Several papers describing the effectiveness of the original Denver Model or the ESDM have been published in peer-reviewed journals. The first studies provided consistent evidence of developmental acceleration in a large group of children with ASD in Denver Model classrooms. Rogers and colleagues (Rogers et al., 1986) described the effects of the first interactions of the model which highlighted a developmentally oriented, center-based, small-group preschool setting model with chlid:adult ratios of 1:2 and emphasized play, language, cognition,, and social relations. Rogers and Lewis (1989) elaborated the above analyses on a larger group and demonstrate gains in symbolic play and social communication as well. 

Thus, a variety of studies, including an randomized controlled trial, indicates that the ESDM is effective for increasing children’s cognitive and language abilities, social interactions, and initiative, decreasing the severity of their ASD symptoms, and improving their overall behavior and adaptive skills. While longer-term follow-up studies and replications are necessary to determine the long-term benefits of this treatment approach, the consistency the evidence across several different types of delivery (classroom, parent-delivered, and intensive at home delivery) suggests that the ESDM is efficacious in addressing a wide range of early symptoms of ASD and improving child outcomes during the preschool period at least. 

Conclusion remarks

The main principles of the ESDM result from a combination of empirical evidence from studies of early autism, studies of typical infant and child development, and studies of learning. The treatment is characterized by a set of principles and practices that underlie both the content and the delivery of the intervention.

These involve interpersonal exchange and positive affect, shared engagement with real-life materials and activities, ongoing verbal and nonverbal communication, a developmentally based curriculum addressing all developmental domains, teaching practices based on learning theory and positive behavior approaches, a multidisciplinary perspective, and individualization of each child’s program. 


Ingersoll, B., Dvortcsak. A. (2019) Teaching Social Communication to Children with Autism &Other Developmental Delays. Second Edition. The Guilford Press  

Kasari, C. (2002). Assesing change in early interventions programs for children with autism. Journal of Autism and Developmental Disorders, 32(5), 447-461.

Prizant, , B. M., Wetherby, A. M., Rubin, E., Laurent, A. C., & Rydell, P. J. (2006). The SCERTS Model: A comprehensive educational approach for children with autism spectrum disorders. Baltimore: Brookes.  

Rogers, S. J., Herbison, J., Lewis, H., Pantone, J., & Reis, K. (1986). An approach for enhancing the symbolic, communicative, and interpersonal functioning of young children with autism and severe emotional handicaps. Journal of the Division of Early Childhood, 10, 135-148.

Rogers, S. J., & Lewis, H . (1989). An effective day treatment model for young children with pervasive developmental disorders. Journal of the American Academy of Child and Adolescent Psychiatry, 28, 207-214.

Rogers, S. J., & Pennington, B. F. (1991). A theoretical approach to the deficits in infantile autism. Development and Psychopathology, 3(2), 137–162. 

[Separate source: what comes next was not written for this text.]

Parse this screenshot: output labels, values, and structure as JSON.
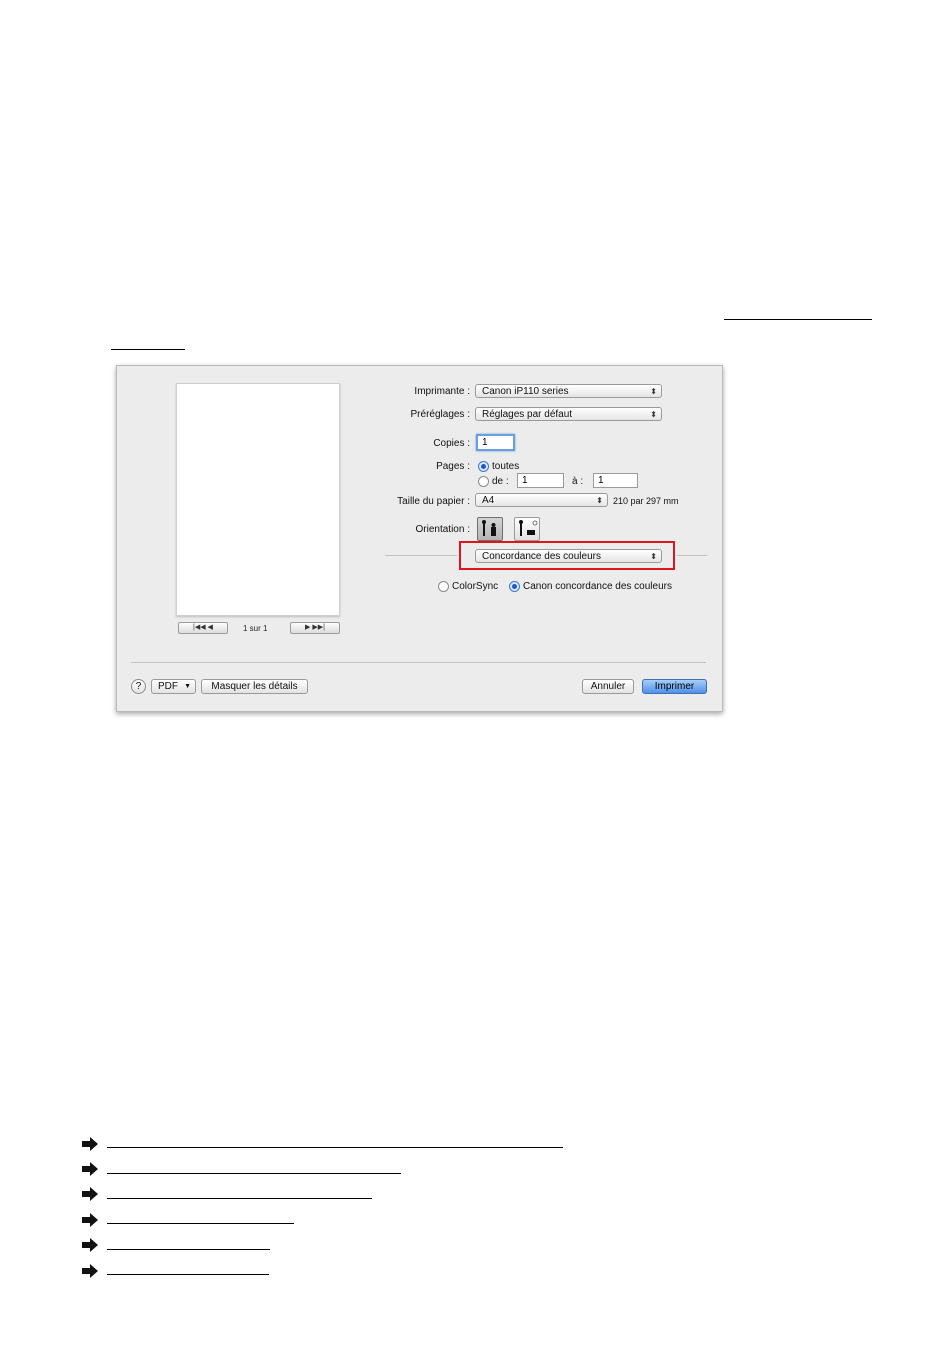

Rogers, S. J., Hall, T., Osaki, D, Reaven, J., & Herbison, J. (2000). A comprehensive, integrated educational approach to young children with autism and their families. In S. L., Harris & J. S. Handleman (Eds.), Preschool education programs for children with autism (2nd ed., pp. 95-134) Austin, TX: Pro-Ed.

Rogers, S. J, & Dawson, G., (2010). Early Start Denver Model for Young Children with Autism. Promoting Language, Learning and Engagement.